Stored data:
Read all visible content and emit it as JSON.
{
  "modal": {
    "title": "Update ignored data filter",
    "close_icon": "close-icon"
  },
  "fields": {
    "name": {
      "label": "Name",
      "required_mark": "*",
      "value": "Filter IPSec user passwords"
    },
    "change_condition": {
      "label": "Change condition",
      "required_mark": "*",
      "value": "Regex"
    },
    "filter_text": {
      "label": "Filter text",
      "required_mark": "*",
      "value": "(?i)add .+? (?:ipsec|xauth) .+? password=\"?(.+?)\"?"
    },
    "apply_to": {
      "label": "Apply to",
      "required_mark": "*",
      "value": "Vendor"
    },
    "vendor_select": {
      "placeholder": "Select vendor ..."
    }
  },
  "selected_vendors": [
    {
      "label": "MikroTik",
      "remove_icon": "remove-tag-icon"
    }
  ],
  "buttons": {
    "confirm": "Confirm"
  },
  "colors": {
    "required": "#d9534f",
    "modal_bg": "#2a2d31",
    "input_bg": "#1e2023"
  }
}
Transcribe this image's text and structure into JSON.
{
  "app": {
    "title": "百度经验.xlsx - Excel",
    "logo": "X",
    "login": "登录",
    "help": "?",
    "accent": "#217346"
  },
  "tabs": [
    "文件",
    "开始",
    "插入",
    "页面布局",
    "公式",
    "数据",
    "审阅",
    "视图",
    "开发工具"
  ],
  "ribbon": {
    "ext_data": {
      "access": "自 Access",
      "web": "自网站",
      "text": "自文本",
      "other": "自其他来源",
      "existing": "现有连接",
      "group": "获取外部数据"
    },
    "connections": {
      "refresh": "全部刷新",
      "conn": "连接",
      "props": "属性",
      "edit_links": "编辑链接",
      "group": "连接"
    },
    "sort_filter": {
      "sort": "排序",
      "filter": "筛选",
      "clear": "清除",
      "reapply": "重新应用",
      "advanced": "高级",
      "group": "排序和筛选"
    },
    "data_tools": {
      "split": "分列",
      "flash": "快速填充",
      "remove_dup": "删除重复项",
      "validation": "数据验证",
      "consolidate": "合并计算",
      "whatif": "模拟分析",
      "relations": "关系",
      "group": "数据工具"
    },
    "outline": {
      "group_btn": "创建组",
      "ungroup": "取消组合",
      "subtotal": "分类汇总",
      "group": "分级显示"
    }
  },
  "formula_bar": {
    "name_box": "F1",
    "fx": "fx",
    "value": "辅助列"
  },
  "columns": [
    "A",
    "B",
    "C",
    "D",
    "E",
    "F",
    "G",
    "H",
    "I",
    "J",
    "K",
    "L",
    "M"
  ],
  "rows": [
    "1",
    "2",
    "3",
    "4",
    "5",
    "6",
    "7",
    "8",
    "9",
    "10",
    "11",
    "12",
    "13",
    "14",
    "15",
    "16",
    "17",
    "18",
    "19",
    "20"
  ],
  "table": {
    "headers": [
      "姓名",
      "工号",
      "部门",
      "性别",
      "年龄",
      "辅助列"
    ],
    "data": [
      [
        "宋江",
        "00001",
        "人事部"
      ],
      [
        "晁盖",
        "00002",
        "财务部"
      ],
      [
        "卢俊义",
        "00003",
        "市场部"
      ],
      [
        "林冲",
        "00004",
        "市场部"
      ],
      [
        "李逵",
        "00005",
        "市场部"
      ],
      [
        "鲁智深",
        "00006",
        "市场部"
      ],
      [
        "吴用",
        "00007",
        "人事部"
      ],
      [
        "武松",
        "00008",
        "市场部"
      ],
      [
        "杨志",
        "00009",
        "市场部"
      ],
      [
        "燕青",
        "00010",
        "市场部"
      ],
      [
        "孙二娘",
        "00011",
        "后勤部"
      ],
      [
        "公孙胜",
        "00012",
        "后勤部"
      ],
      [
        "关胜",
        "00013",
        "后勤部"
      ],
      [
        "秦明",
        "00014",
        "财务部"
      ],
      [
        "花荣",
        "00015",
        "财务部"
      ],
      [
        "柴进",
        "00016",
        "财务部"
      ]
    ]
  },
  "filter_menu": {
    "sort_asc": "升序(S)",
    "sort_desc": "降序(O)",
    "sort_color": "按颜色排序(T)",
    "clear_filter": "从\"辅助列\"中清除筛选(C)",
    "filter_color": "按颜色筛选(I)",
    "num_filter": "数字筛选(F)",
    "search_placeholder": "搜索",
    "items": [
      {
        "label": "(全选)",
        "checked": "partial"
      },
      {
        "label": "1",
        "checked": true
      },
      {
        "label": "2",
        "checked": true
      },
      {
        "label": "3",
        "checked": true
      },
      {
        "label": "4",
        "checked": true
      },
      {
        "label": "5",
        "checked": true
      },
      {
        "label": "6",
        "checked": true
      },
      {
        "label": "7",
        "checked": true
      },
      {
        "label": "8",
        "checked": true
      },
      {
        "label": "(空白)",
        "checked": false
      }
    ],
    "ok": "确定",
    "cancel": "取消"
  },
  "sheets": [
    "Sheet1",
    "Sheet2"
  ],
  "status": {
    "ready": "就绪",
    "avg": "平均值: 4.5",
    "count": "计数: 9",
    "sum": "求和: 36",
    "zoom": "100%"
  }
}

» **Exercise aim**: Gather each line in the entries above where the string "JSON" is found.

» **Result**:
Read all visible content and emit it as JSON.
Transcribe this image's text and structure into JSON.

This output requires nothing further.